The process of referring to an agreed person for judgment on issues of a dispute; without requiring the use of courts.
Arc of Visibility
The portion of the horizon over which a lighted aid to navigation is visible from seaward.
A ship’s weapons.
The procedure whereby, in common law jurisdictions, a ship (and sometimes cargo and/or freight) may be seized by an admiralty court at the institution of or during an action ‘in rem’ – against a thing rather than a person – (infra) to provide pre-judgment security for the plaintiff’s maritime claim.
The date on which goods or a means of transport is due to arrive at the delivery site of the transport.
A vessel that is on the beach, shore or land.
A harbor used to provide shelter from a storm.
Actual time of arrival.
Actual time of departure.
A common marine insurance term. An early meaning (c.1500) of the word average is ‘damage sustained at sea’. The root is found in Arabic as aware, in Italian as avaria and in French as avarie. Hence an average adjuster is a person who assesses an insurable loss. Marine damage is either particular average, which is borne only by the owner of the damaged property, or general average, where the owner can claim a proportional contribution from all the parties to the marine venture. The type of calculations used in adjusting general average gave rise to the use of ‘average’ to mean ‘arithmetic mean’.
A measure of weight or mass equal to 0.4535924277 kilograms.
A vessel that is so low in the water that the water is constantly washing across the surface.
The position of an anchor just clear of the bottom.

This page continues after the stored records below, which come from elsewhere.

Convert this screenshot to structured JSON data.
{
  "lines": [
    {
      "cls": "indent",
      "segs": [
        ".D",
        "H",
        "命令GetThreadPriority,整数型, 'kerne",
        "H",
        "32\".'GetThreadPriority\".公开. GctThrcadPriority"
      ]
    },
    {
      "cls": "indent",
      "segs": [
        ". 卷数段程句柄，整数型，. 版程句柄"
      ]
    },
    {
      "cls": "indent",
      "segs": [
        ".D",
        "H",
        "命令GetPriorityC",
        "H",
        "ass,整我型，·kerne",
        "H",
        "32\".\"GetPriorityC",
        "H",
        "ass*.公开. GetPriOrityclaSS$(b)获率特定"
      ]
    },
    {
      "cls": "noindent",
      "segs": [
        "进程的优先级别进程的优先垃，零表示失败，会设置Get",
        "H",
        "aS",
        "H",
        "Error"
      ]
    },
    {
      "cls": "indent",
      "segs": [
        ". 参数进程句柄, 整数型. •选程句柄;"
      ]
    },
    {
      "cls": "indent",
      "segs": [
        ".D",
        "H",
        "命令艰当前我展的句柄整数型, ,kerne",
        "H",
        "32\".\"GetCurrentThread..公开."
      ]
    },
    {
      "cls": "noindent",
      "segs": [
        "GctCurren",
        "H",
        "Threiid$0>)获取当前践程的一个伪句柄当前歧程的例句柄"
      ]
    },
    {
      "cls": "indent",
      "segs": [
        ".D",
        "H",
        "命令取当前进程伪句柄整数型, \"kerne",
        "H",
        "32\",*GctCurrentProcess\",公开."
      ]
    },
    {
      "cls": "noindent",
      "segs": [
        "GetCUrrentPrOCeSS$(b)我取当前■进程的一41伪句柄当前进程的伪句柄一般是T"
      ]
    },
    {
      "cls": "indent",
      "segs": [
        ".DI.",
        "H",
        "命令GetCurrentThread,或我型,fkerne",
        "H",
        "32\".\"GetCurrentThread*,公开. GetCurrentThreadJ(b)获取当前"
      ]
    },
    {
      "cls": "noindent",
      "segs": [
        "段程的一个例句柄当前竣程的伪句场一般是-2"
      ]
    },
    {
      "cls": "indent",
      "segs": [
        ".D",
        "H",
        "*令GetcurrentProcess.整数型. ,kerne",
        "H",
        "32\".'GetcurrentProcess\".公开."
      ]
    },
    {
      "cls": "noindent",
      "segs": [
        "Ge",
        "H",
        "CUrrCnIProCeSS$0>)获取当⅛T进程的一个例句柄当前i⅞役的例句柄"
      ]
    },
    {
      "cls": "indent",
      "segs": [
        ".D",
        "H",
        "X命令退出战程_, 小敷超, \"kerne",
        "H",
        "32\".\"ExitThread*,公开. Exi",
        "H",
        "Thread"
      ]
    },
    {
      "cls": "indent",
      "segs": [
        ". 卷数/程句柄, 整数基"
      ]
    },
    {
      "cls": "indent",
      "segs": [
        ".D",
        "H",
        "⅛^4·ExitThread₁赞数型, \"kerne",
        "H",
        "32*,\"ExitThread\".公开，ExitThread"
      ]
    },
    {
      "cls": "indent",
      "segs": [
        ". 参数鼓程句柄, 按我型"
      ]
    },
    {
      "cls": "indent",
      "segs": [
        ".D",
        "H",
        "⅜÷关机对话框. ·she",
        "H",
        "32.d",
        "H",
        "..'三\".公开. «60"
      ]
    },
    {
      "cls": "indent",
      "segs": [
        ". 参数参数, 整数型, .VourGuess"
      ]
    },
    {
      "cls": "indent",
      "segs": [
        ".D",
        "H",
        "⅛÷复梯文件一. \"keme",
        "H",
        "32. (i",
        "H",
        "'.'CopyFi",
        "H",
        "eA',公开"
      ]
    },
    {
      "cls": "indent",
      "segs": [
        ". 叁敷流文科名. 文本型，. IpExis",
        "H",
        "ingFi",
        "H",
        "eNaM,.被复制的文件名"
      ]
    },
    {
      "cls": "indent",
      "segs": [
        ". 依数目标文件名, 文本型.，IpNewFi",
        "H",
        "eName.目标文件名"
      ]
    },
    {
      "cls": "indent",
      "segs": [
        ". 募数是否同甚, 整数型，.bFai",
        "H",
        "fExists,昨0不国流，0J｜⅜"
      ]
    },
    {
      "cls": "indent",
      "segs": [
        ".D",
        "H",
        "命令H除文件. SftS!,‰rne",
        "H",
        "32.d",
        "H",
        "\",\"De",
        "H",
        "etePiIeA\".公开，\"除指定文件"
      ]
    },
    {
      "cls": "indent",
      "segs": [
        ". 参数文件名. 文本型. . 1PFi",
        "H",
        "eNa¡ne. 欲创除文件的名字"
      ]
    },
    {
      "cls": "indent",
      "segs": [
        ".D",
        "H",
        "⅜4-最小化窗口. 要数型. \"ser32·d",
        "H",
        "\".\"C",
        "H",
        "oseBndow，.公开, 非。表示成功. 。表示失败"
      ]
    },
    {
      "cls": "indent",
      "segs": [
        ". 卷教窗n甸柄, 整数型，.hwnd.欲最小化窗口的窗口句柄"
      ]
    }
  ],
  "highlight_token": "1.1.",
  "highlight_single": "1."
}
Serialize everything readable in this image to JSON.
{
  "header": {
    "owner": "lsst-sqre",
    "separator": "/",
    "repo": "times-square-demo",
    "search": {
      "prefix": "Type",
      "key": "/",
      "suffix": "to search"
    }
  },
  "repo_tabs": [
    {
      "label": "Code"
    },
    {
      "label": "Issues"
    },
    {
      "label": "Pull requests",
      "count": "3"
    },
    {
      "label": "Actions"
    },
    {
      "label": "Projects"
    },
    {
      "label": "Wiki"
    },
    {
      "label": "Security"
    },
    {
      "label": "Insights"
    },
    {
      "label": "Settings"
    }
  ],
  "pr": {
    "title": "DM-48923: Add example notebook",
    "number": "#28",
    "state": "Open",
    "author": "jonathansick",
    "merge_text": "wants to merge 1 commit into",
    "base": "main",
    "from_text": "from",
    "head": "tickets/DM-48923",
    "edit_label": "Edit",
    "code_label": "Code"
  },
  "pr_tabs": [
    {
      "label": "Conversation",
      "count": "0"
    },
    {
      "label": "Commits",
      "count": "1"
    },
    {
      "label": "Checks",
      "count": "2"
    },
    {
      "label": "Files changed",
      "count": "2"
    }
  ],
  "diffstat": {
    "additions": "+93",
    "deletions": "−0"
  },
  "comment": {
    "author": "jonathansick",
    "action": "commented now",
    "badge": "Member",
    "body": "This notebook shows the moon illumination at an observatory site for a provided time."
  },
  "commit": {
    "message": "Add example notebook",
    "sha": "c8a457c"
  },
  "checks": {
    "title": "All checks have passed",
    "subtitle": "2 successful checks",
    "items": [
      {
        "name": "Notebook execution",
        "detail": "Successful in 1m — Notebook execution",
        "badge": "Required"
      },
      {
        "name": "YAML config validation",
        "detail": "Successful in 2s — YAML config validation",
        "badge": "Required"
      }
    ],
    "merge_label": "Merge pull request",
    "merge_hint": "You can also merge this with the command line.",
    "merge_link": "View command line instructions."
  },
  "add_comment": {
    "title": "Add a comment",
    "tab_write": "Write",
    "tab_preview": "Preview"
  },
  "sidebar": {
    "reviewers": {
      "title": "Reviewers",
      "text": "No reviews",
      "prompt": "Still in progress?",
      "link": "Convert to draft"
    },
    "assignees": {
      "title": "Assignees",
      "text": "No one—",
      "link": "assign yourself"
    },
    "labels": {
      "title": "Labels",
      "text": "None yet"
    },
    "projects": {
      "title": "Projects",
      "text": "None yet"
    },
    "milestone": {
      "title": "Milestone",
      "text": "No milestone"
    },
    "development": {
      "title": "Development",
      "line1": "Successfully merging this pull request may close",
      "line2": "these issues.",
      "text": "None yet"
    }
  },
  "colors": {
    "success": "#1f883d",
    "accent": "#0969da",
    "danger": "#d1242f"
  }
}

Each freight shipping transport has a weight limit. The axle load refers to the weight limit permitted for each axle over the nation’s highways.
An instrument used to take bearings of celestial objects.
An instrument employed for ascertaining the position of the sun with respect to magnetic north. The azimuth of an object is its bearing from the observer measured as an angle clockwise from true north.